| THE INPUT |
------------------------------
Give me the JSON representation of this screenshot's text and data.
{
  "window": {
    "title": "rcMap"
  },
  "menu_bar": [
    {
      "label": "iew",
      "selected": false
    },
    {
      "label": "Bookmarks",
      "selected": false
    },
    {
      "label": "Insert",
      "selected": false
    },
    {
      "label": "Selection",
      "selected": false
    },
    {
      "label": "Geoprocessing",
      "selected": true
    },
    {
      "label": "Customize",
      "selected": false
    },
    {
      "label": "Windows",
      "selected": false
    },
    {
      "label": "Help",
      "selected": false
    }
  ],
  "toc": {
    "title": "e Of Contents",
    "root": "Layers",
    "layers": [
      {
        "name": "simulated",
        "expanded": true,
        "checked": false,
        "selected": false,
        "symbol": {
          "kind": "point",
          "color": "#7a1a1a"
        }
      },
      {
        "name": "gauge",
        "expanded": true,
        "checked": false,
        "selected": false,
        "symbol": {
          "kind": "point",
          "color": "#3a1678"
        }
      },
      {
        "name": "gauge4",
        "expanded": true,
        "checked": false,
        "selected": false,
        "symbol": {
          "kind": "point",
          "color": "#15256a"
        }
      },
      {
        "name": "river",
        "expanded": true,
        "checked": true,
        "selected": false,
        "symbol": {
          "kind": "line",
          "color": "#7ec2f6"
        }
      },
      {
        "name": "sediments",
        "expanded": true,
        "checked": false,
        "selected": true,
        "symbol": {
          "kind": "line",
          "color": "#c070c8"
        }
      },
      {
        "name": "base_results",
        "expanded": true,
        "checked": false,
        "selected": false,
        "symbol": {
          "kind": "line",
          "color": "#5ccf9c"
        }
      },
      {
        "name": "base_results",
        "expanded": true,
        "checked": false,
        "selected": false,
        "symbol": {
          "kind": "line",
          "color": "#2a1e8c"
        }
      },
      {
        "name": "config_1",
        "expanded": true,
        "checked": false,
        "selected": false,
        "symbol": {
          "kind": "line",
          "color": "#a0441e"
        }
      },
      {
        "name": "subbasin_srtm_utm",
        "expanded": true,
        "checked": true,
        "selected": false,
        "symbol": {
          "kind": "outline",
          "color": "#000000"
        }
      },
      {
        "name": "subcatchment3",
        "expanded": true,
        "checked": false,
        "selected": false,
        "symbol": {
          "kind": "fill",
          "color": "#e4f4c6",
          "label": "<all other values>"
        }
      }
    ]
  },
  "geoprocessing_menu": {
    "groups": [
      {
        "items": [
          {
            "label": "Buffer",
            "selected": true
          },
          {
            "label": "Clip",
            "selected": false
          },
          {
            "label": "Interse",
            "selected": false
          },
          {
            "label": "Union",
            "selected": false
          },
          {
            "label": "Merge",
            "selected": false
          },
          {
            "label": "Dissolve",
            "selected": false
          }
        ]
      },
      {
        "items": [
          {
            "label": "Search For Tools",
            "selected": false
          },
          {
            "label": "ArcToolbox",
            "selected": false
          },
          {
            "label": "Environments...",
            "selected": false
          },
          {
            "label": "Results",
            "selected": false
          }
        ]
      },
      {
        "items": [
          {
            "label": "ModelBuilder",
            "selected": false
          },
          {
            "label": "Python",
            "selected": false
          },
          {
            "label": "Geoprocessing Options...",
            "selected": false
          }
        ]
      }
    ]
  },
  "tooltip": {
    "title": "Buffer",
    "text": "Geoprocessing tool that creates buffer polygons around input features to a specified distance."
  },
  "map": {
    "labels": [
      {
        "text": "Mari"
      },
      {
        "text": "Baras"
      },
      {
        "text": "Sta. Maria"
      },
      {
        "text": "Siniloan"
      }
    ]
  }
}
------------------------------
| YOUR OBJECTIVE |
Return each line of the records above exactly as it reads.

| YOUR RESPONSE |
Give me the JSON representation of this screenshot's text and data.
{
  "window": {
    "title": "rcMap"
  },
  "menu_bar": [
    {
      "label": "iew",
      "selected": false
    },
    {
      "label": "Bookmarks",
      "selected": false
    },
    {
      "label": "Insert",
      "selected": false
    },
    {
      "label": "Selection",
      "selected": false
    },
    {
      "label": "Geoprocessing",
      "selected": true
    },
    {
      "label": "Customize",
      "selected": false
    },
    {
      "label": "Windows",
      "selected": false
    },
    {
      "label": "Help",
      "selected": false
    }
  ],
  "toc": {
    "title": "e Of Contents",
    "root": "Layers",
    "layers": [
      {
        "name": "simulated",
        "expanded": true,
        "checked": false,
        "selected": false,
        "symbol": {
          "kind": "point",
          "color": "#7a1a1a"
        }
      },
      {
        "name": "gauge",
        "expanded": true,
        "checked": false,
        "selected": false,
        "symbol": {
          "kind": "point",
          "color": "#3a1678"
        }
      },
      {
        "name": "gauge4",
        "expanded": true,
        "checked": false,
        "selected": false,
        "symbol": {
          "kind": "point",
          "color": "#15256a"
        }
      },
      {
        "name": "river",
        "expanded": true,
        "checked": true,
        "selected": false,
        "symbol": {
          "kind": "line",
          "color": "#7ec2f6"
        }
      },
      {
        "name": "sediments",
        "expanded": true,
        "checked": false,
        "selected": true,
        "symbol": {
          "kind": "line",
          "color": "#c070c8"
        }
      },
      {
        "name": "base_results",
        "expanded": true,
        "checked": false,
        "selected": false,
        "symbol": {
          "kind": "line",
          "color": "#5ccf9c"
        }
      },
      {
        "name": "base_results",
        "expanded": true,
        "checked": false,
        "selected": false,
        "symbol": {
          "kind": "line",
          "color": "#2a1e8c"
        }
      },
      {
        "name": "config_1",
        "expanded": true,
        "checked": false,
        "selected": false,
        "symbol": {
          "kind": "line",
          "color": "#a0441e"
        }
      },
      {
        "name": "subbasin_srtm_utm",
        "expanded": true,
        "checked": true,
        "selected": false,
        "symbol": {
          "kind": "outline",
          "color": "#000000"
        }
      },
      {
        "name": "subcatchment3",
        "expanded": true,
        "checked": false,
        "selected": false,
        "symbol": {
          "kind": "fill",
          "color": "#e4f4c6",
          "label": "<all other values>"
        }
      }
    ]
  },
  "geoprocessing_menu": {
    "groups": [
      {
        "items": [
          {
            "label": "Buffer",
            "selected": true
          },
          {
            "label": "Clip",
            "selected": false
          },
          {
            "label": "Interse",
            "selected": false
          },
          {
            "label": "Union",
            "selected": false
          },
          {
            "label": "Merge",
            "selected": false
          },
          {
            "label": "Dissolve",
            "selected": false
          }
        ]
      },
      {
        "items": [
          {
            "label": "Search For Tools",
            "selected": false
          },
          {
            "label": "ArcToolbox",
            "selected": false
          },
          {
            "label": "Environments...",
            "selected": false
          },
          {
            "label": "Results",
            "selected": false
          }
        ]
      },
      {
        "items": [
          {
            "label": "ModelBuilder",
            "selected": false
          },
          {
            "label": "Python",
            "selected": false
          },
          {
            "label": "Geoprocessing Options...",
            "selected": false
          }
        ]
      }
    ]
  },
  "tooltip": {
    "title": "Buffer",
    "text": "Geoprocessing tool that creates buffer polygons around input features to a specified distance."
  },
  "map": {
    "labels": [
      {
        "text": "Mari"
      },
      {
        "text": "Baras"
      },
      {
        "text": "Sta. Maria"
      },
      {
        "text": "Siniloan"
      }
    ]
  }
}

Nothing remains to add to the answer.